With so much cash sloshing around in such a confined space, a luxury five-star hotel has always been a magnet for the working girl. Or “local friends” as they are so aptly named in the new series of The White Lotus. Any good hotel keeps a look out for “local friends”. They are liable to fleece their guests, or take them for a ride, which is, quite frankly, the hotel’s job.

It soon became apparent that managing the hooker problem was the bane of any concierge’s life.

Nothing annoys a hotel more than a deal going down on their premises without them making a cut, I discovered. They were allowed in the bars and the lobby and knew the upstairs corridors like the back of their hands. Guests could book them simply by calling down to ask for “an extra pillow”. I was told that, extraordinarily, nine out of ten men who were traveling alone would inquire after an “extra pillow”, especially the Americans. There was one, the poor Mr M, as he shall be known, whose enthusiasm with his pillow caused his untimely demise. He died on the job.

Jon Gries and Jennifer Coolidge reprise their roles in the show’s new season.

While the manager in the new White Lotus (brilliantly played by Sabrina Impacciatore) attempts to keep them out of reception, a savvy concierge will have his own “local friends”, who pay him a cut to be allowed in. During my interviews I came across one such concierge who had three “local friends” named after cars — Mercedes, Jaguar and Porsche — whom he would call on at a moment’s notice.

Death aside, the problem with “extra pillows” is that they tend to hang around after the guest has gone to work or his business meeting, which was why he was in town in the first place. As soon as the hotel guest leaves, their friends start ordering smoked salmon, eggs Benedict, pedicures, manicures, massages and hairdressing, keeping the poor chambermaids pacing the corridors for hours waiting to make up the room.

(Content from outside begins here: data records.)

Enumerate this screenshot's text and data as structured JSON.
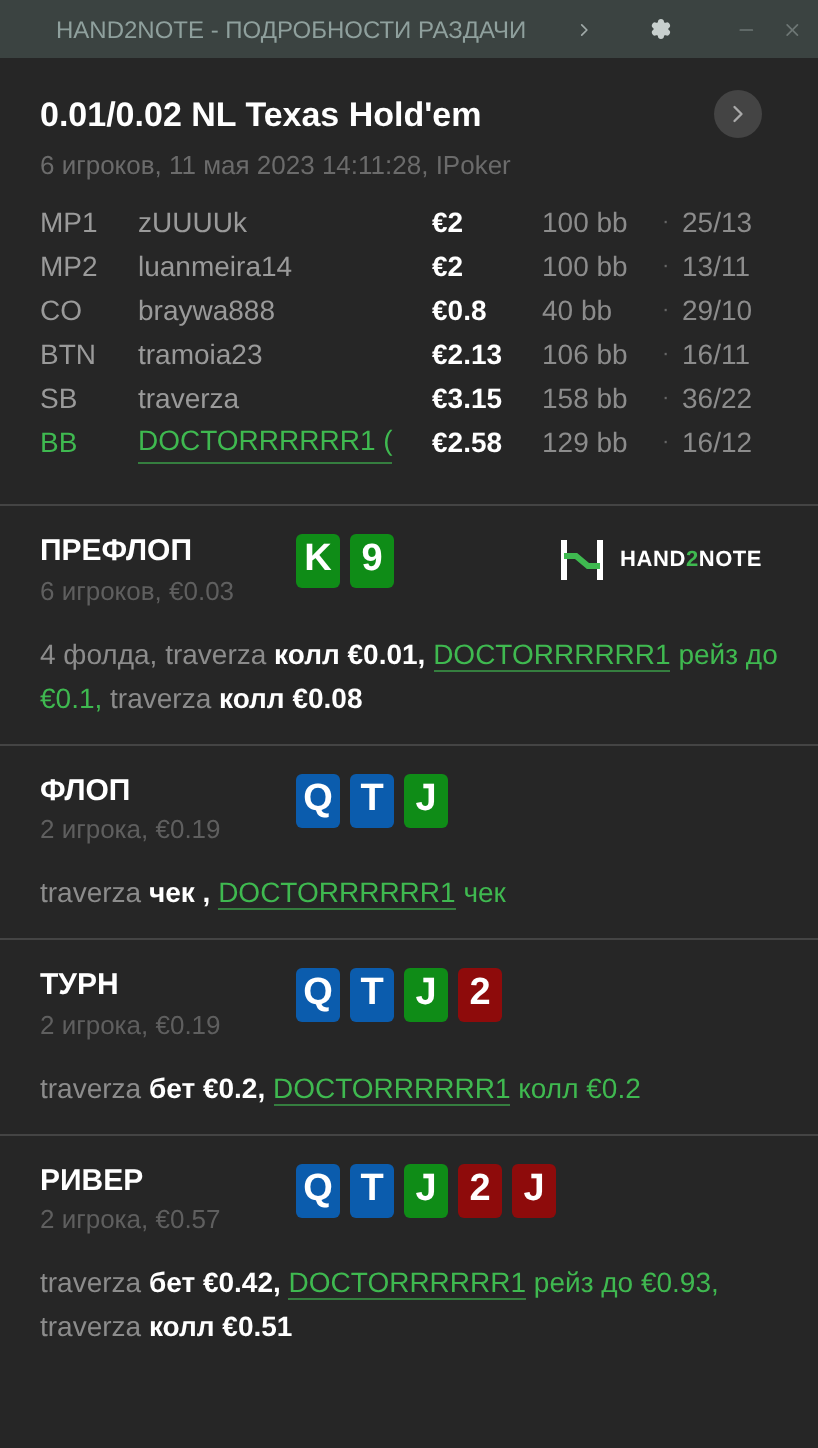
{
  "window": {
    "title": "HAND2NOTE - ПОДРОБНОСТИ РАЗДАЧИ"
  },
  "hand": {
    "title": "0.01/0.02 NL Texas Hold'em",
    "subtitle": "6 игроков, 11 мая 2023 14:11:28, IPoker"
  },
  "players": [
    {
      "position": "MP1",
      "name": "zUUUUk",
      "stack": "€2",
      "bb": "100 bb",
      "separator": "·",
      "stats": "25/13",
      "hero": false
    },
    {
      "position": "MP2",
      "name": "luanmeira14",
      "stack": "€2",
      "bb": "100 bb",
      "separator": "·",
      "stats": "13/11",
      "hero": false
    },
    {
      "position": "CO",
      "name": "braywa888",
      "stack": "€0.8",
      "bb": "40 bb",
      "separator": "·",
      "stats": "29/10",
      "hero": false
    },
    {
      "position": "BTN",
      "name": "tramoia23",
      "stack": "€2.13",
      "bb": "106 bb",
      "separator": "·",
      "stats": "16/11",
      "hero": false
    },
    {
      "position": "SB",
      "name": "traverza",
      "stack": "€3.15",
      "bb": "158 bb",
      "separator": "·",
      "stats": "36/22",
      "hero": false
    },
    {
      "position": "BB",
      "name": "DOCTORRRRRR1 (",
      "stack": "€2.58",
      "bb": "129 bb",
      "separator": "·",
      "stats": "16/12",
      "hero": true
    }
  ],
  "logo": {
    "text_start": "HAND",
    "text_mid": "2",
    "text_end": "NOTE"
  },
  "streets": [
    {
      "name": "ПРЕФЛОП",
      "info": "6 игроков, €0.03",
      "logo": true,
      "cards": [
        {
          "rank": "K",
          "color": "#0f8c17"
        },
        {
          "rank": "9",
          "color": "#0f8c17"
        }
      ],
      "actions": [
        {
          "kind": "player",
          "text": "4 фолда, traverza "
        },
        {
          "kind": "action",
          "text": "колл €0.01, "
        },
        {
          "kind": "hero",
          "text": "DOCTORRRRRR1"
        },
        {
          "kind": "hero_action",
          "text": " рейз до €0.1, "
        },
        {
          "kind": "player",
          "text": "traverza "
        },
        {
          "kind": "action",
          "text": "колл €0.08"
        }
      ]
    },
    {
      "name": "ФЛОП",
      "info": "2 игрока, €0.19",
      "logo": false,
      "cards": [
        {
          "rank": "Q",
          "color": "#0b5cad"
        },
        {
          "rank": "T",
          "color": "#0b5cad"
        },
        {
          "rank": "J",
          "color": "#0f8c17"
        }
      ],
      "actions": [
        {
          "kind": "player",
          "text": "traverza "
        },
        {
          "kind": "action",
          "text": "чек , "
        },
        {
          "kind": "hero",
          "text": "DOCTORRRRRR1"
        },
        {
          "kind": "hero_action",
          "text": " чек"
        }
      ]
    },
    {
      "name": "ТУРН",
      "info": "2 игрока, €0.19",
      "logo": false,
      "cards": [
        {
          "rank": "Q",
          "color": "#0b5cad"
        },
        {
          "rank": "T",
          "color": "#0b5cad"
        },
        {
          "rank": "J",
          "color": "#0f8c17"
        },
        {
          "rank": "2",
          "color": "#8e0b0b"
        }
      ],
      "actions": [
        {
          "kind": "player",
          "text": "traverza "
        },
        {
          "kind": "action",
          "text": "бет €0.2, "
        },
        {
          "kind": "hero",
          "text": "DOCTORRRRRR1"
        },
        {
          "kind": "hero_action",
          "text": " колл €0.2"
        }
      ]
    },
    {
      "name": "РИВЕР",
      "info": "2 игрока, €0.57",
      "logo": false,
      "cards": [
        {
          "rank": "Q",
          "color": "#0b5cad"
        },
        {
          "rank": "T",
          "color": "#0b5cad"
        },
        {
          "rank": "J",
          "color": "#0f8c17"
        },
        {
          "rank": "2",
          "color": "#8e0b0b"
        },
        {
          "rank": "J",
          "color": "#8e0b0b"
        }
      ],
      "actions": [
        {
          "kind": "player",
          "text": "traverza "
        },
        {
          "kind": "action",
          "text": "бет €0.42, "
        },
        {
          "kind": "hero",
          "text": "DOCTORRRRRR1"
        },
        {
          "kind": "hero_action",
          "text": " рейз до €0.93, "
        },
        {
          "kind": "player",
          "text": "traverza "
        },
        {
          "kind": "action",
          "text": "колл €0.51"
        }
      ]
    }
  ]
}
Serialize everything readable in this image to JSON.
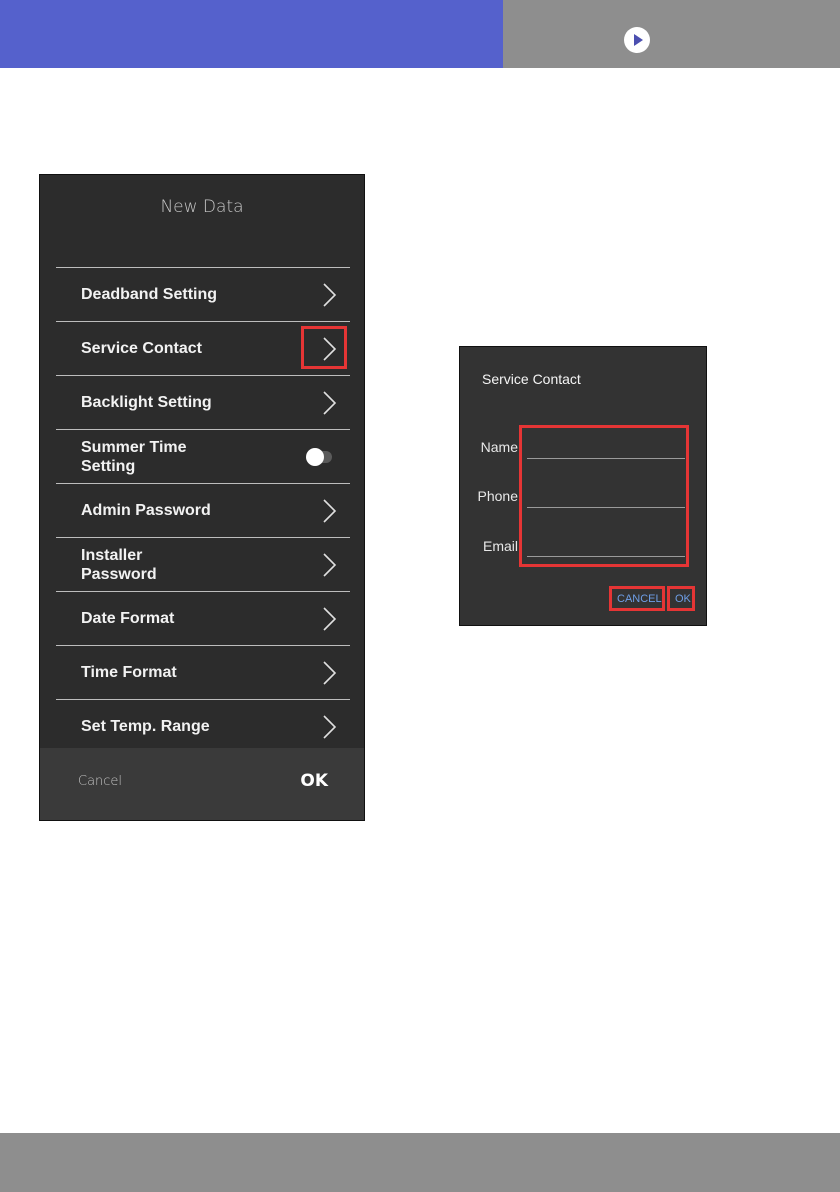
{
  "header": {
    "play_icon": "play-icon",
    "accent": "#5561cc",
    "bar_color": "#8e8e8e"
  },
  "panel": {
    "title": "New Data",
    "items": [
      {
        "label": "Deadband Setting",
        "control": "chevron"
      },
      {
        "label": "Service Contact",
        "control": "chevron"
      },
      {
        "label": "Backlight Setting",
        "control": "chevron"
      },
      {
        "label": "Summer Time\nSetting",
        "control": "toggle"
      },
      {
        "label": "Admin Password",
        "control": "chevron"
      },
      {
        "label": "Installer\nPassword",
        "control": "chevron"
      },
      {
        "label": "Date Format",
        "control": "chevron"
      },
      {
        "label": "Time Format",
        "control": "chevron"
      },
      {
        "label": "Set Temp. Range",
        "control": "chevron"
      }
    ],
    "cancel_label": "Cancel",
    "ok_label": "OK"
  },
  "dialog": {
    "title": "Service Contact",
    "fields": [
      {
        "label": "Name",
        "value": ""
      },
      {
        "label": "Phone",
        "value": ""
      },
      {
        "label": "Email",
        "value": ""
      }
    ],
    "cancel_label": "CANCEL",
    "ok_label": "OK"
  },
  "highlight_color": "#e53535"
}
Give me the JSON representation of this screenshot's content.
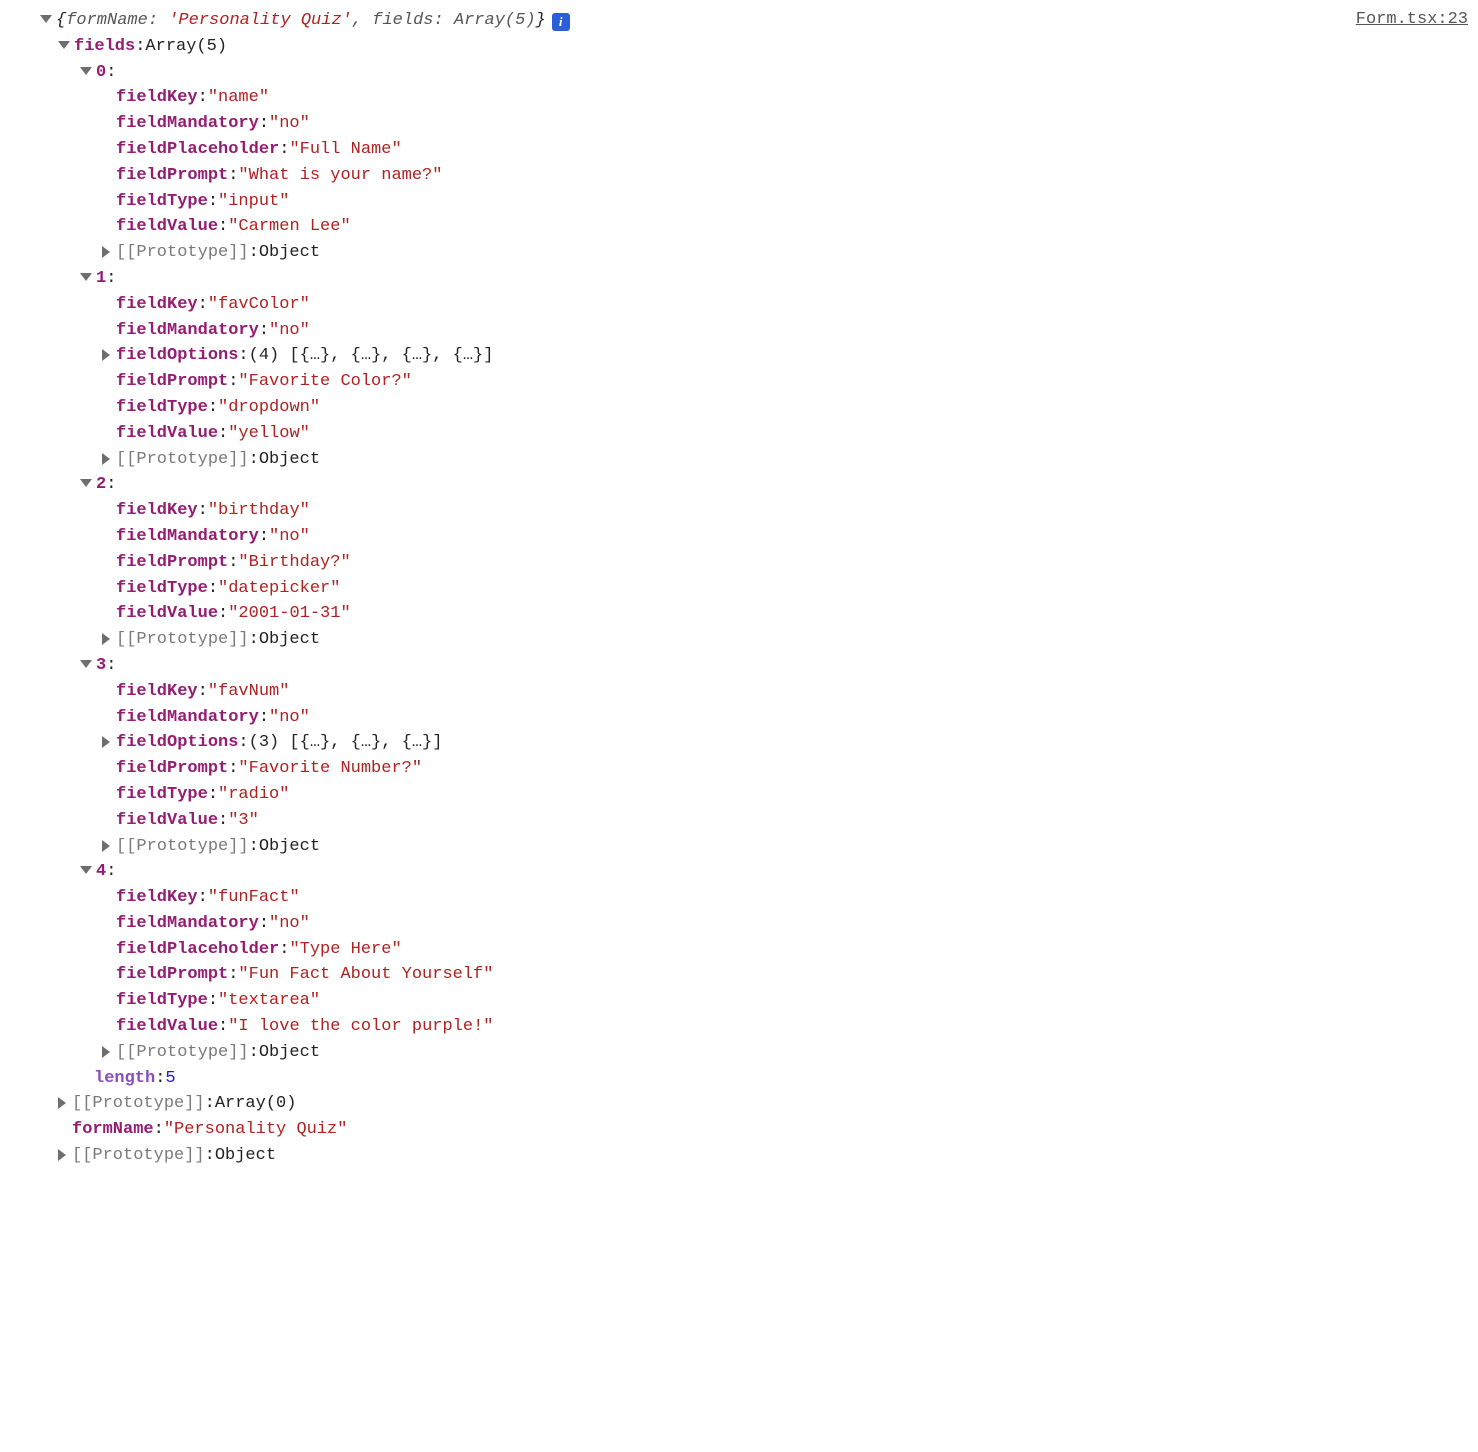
{
  "sourceLink": "Form.tsx:23",
  "summary": {
    "open": "{",
    "formNameKey": "formName: ",
    "formNameVal": "'Personality Quiz'",
    "sep": ", ",
    "fieldsKey": "fields: ",
    "fieldsVal": "Array(5)",
    "close": "}"
  },
  "root": {
    "fieldsLabel": "fields",
    "fieldsType": "Array(5)",
    "items": [
      {
        "idx": "0",
        "props": [
          {
            "k": "fieldKey",
            "v": "\"name\"",
            "t": "str"
          },
          {
            "k": "fieldMandatory",
            "v": "\"no\"",
            "t": "str"
          },
          {
            "k": "fieldPlaceholder",
            "v": "\"Full Name\"",
            "t": "str"
          },
          {
            "k": "fieldPrompt",
            "v": "\"What is your name?\"",
            "t": "str"
          },
          {
            "k": "fieldType",
            "v": "\"input\"",
            "t": "str"
          },
          {
            "k": "fieldValue",
            "v": "\"Carmen Lee\"",
            "t": "str"
          }
        ],
        "proto": "[[Prototype]]",
        "protoVal": "Object"
      },
      {
        "idx": "1",
        "props": [
          {
            "k": "fieldKey",
            "v": "\"favColor\"",
            "t": "str"
          },
          {
            "k": "fieldMandatory",
            "v": "\"no\"",
            "t": "str"
          },
          {
            "k": "fieldOptions",
            "v": "(4) [{…}, {…}, {…}, {…}]",
            "t": "obj",
            "expandable": true
          },
          {
            "k": "fieldPrompt",
            "v": "\"Favorite Color?\"",
            "t": "str"
          },
          {
            "k": "fieldType",
            "v": "\"dropdown\"",
            "t": "str"
          },
          {
            "k": "fieldValue",
            "v": "\"yellow\"",
            "t": "str"
          }
        ],
        "proto": "[[Prototype]]",
        "protoVal": "Object"
      },
      {
        "idx": "2",
        "props": [
          {
            "k": "fieldKey",
            "v": "\"birthday\"",
            "t": "str"
          },
          {
            "k": "fieldMandatory",
            "v": "\"no\"",
            "t": "str"
          },
          {
            "k": "fieldPrompt",
            "v": "\"Birthday?\"",
            "t": "str"
          },
          {
            "k": "fieldType",
            "v": "\"datepicker\"",
            "t": "str"
          },
          {
            "k": "fieldValue",
            "v": "\"2001-01-31\"",
            "t": "str"
          }
        ],
        "proto": "[[Prototype]]",
        "protoVal": "Object"
      },
      {
        "idx": "3",
        "props": [
          {
            "k": "fieldKey",
            "v": "\"favNum\"",
            "t": "str"
          },
          {
            "k": "fieldMandatory",
            "v": "\"no\"",
            "t": "str"
          },
          {
            "k": "fieldOptions",
            "v": "(3) [{…}, {…}, {…}]",
            "t": "obj",
            "expandable": true
          },
          {
            "k": "fieldPrompt",
            "v": "\"Favorite Number?\"",
            "t": "str"
          },
          {
            "k": "fieldType",
            "v": "\"radio\"",
            "t": "str"
          },
          {
            "k": "fieldValue",
            "v": "\"3\"",
            "t": "str"
          }
        ],
        "proto": "[[Prototype]]",
        "protoVal": "Object"
      },
      {
        "idx": "4",
        "props": [
          {
            "k": "fieldKey",
            "v": "\"funFact\"",
            "t": "str"
          },
          {
            "k": "fieldMandatory",
            "v": "\"no\"",
            "t": "str"
          },
          {
            "k": "fieldPlaceholder",
            "v": "\"Type Here\"",
            "t": "str"
          },
          {
            "k": "fieldPrompt",
            "v": "\"Fun Fact About Yourself\"",
            "t": "str"
          },
          {
            "k": "fieldType",
            "v": "\"textarea\"",
            "t": "str"
          },
          {
            "k": "fieldValue",
            "v": "\"I love the color purple!\"",
            "t": "str"
          }
        ],
        "proto": "[[Prototype]]",
        "protoVal": "Object"
      }
    ],
    "lengthKey": "length",
    "lengthVal": "5",
    "arrProto": "[[Prototype]]",
    "arrProtoVal": "Array(0)",
    "formNameKey": "formName",
    "formNameVal": "\"Personality Quiz\"",
    "objProto": "[[Prototype]]",
    "objProtoVal": "Object"
  }
}
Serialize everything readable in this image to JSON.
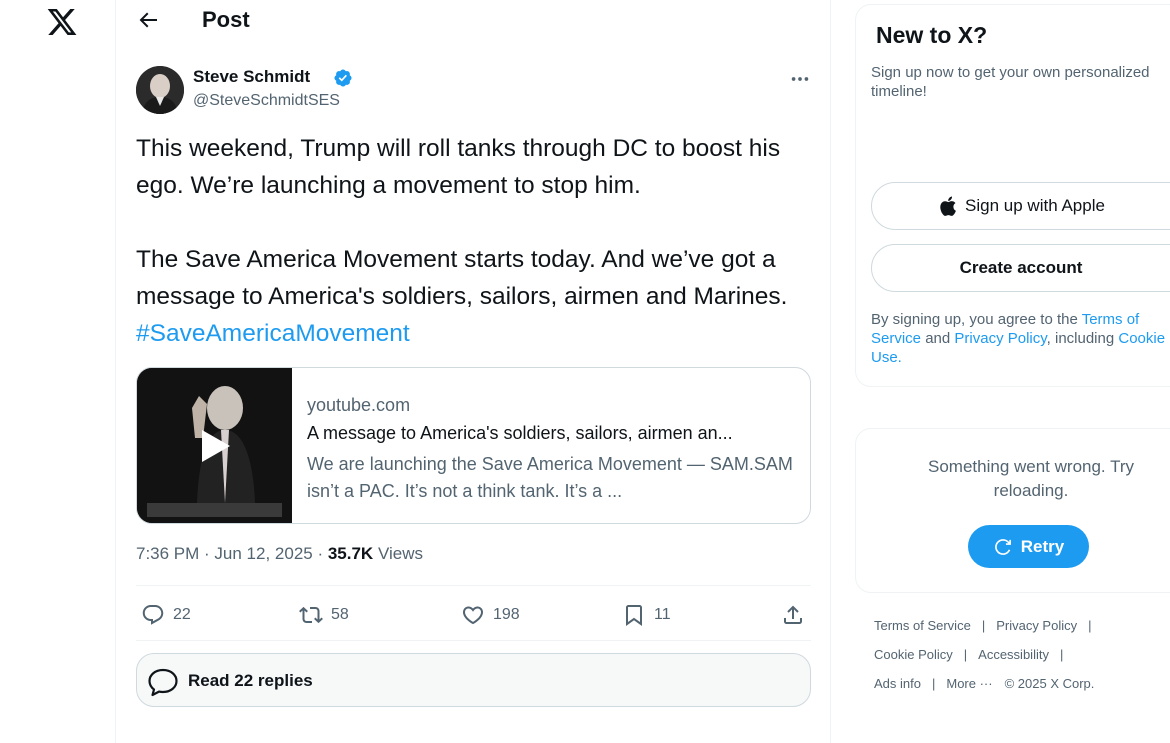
{
  "header": {
    "title": "Post"
  },
  "tweet": {
    "author_name": "Steve Schmidt",
    "author_handle": "@SteveSchmidtSES",
    "paragraph1": "This weekend, Trump will roll tanks through DC to boost his ego. We’re launching a movement to stop him.",
    "paragraph2": "The Save America Movement starts today. And we’ve got a message to America's soldiers, sailors, airmen and Marines.",
    "hashtag": "#SaveAmericaMovement",
    "time": "7:36 PM · Jun 12, 2025 · ",
    "views_count": "35.7K",
    "views_label": " Views",
    "card": {
      "domain": "youtube.com",
      "title": "A message to America's soldiers, sailors, airmen an...",
      "description": "We are launching the Save America Movement — SAM.SAM isn’t a PAC. It’s not a think tank. It’s a ..."
    },
    "actions": {
      "replies": "22",
      "reposts": "58",
      "likes": "198",
      "bookmarks": "11"
    },
    "read_replies": "Read 22 replies"
  },
  "signup": {
    "title": "New to X?",
    "subtitle": "Sign up now to get your own personalized timeline!",
    "apple_button": "Sign up with Apple",
    "create_button": "Create account",
    "legal_prefix": "By signing up, you agree to the ",
    "terms_link": "Terms of Service",
    "legal_and": " and ",
    "privacy_link": "Privacy Policy",
    "legal_including": ", including ",
    "cookie_link": "Cookie Use."
  },
  "error": {
    "message": "Something went wrong. Try reloading.",
    "retry_button": "Retry"
  },
  "footer": {
    "terms": "Terms of Service",
    "privacy": "Privacy Policy",
    "cookie": "Cookie Policy",
    "accessibility": "Accessibility",
    "ads": "Ads info",
    "more": "More ···",
    "copyright": "© 2025 X Corp.",
    "separator": "|"
  },
  "colors": {
    "accent": "#1d9bf0",
    "text_primary": "#0f1419",
    "text_secondary": "#536471"
  },
  "icons": [
    "x-logo-icon",
    "back-arrow-icon",
    "verified-badge-icon",
    "more-icon",
    "play-icon",
    "reply-icon",
    "repost-icon",
    "like-icon",
    "bookmark-icon",
    "share-icon",
    "replies-bubble-icon",
    "apple-icon",
    "retry-icon"
  ]
}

In the big resorts this is even more of a problem, the inevitable Pretty Woman-style shopping spree (as depicted in The White Lotus) is a diplomatic nightmare. Either the guest sucks up the cost of the new bikini purchased at the poolside boutique and the diamond bracelet put on the room bill while he was asleep, or there are strong words at reception.

What the hotel staff has to put up with from guests who are shelling out between $634 and $8,600 a night would shock even the most jaded of souls. From the naked guests asleep in the corridor to the thrifty businessmen who urinate into the whisky miniatures so they don’t have to pay for their snifter from the minibar.

The originals: Murray Bartlett, Jolene Purdy, Natasha Rothwell, Christie Volkmer, and Lukas Gage.

The female guests can be just as demanding. I remember one young woman ordering room service only to be found lying naked on the bed. She asked the night waiter to join her, and when he refused she hurled the coffee tray at him, rapidly accompanied by a hailstorm of petits fours. None of this is the sort of thing you’d expect from an establishment where it is $63 for afternoon tea and a glass of champagne is more than $28.

Reverting to an infantile state is common. But this is not a free-for-all — the hotel staff notice everything; what “extra pillows” you use, even the sheep being brought into reception (the guests planned to barbecue it on their roof terrace but it never made it beyond the second floor). You are being monitored and, if possible, up-sold to at the earliest opportunity. Would sir like to try this? Would madam enjoy this? How about another little quelque chose?

This is the delightful world of the hospitality industry, where cash is king and the customer thinks he is. But where, mostly, everyone is out for what they can get and how much they can load on to that credit card. In the new series of The White Lotus a “local friend” exclaims: “A five-star hotel is what prostitutes are for.” A sentiment to which my hotel manager friend would wholeheartedly concur. “We’re all prostitutes in this business,” he said to me. “It’s just a question of price.”

Season Two of The White Lotus is available on HBO in the U.S. and Now TV in the U.K.

Imogen Edwards-Jones is a British writer, author, and journalist. She also blogs for and Get the Gloss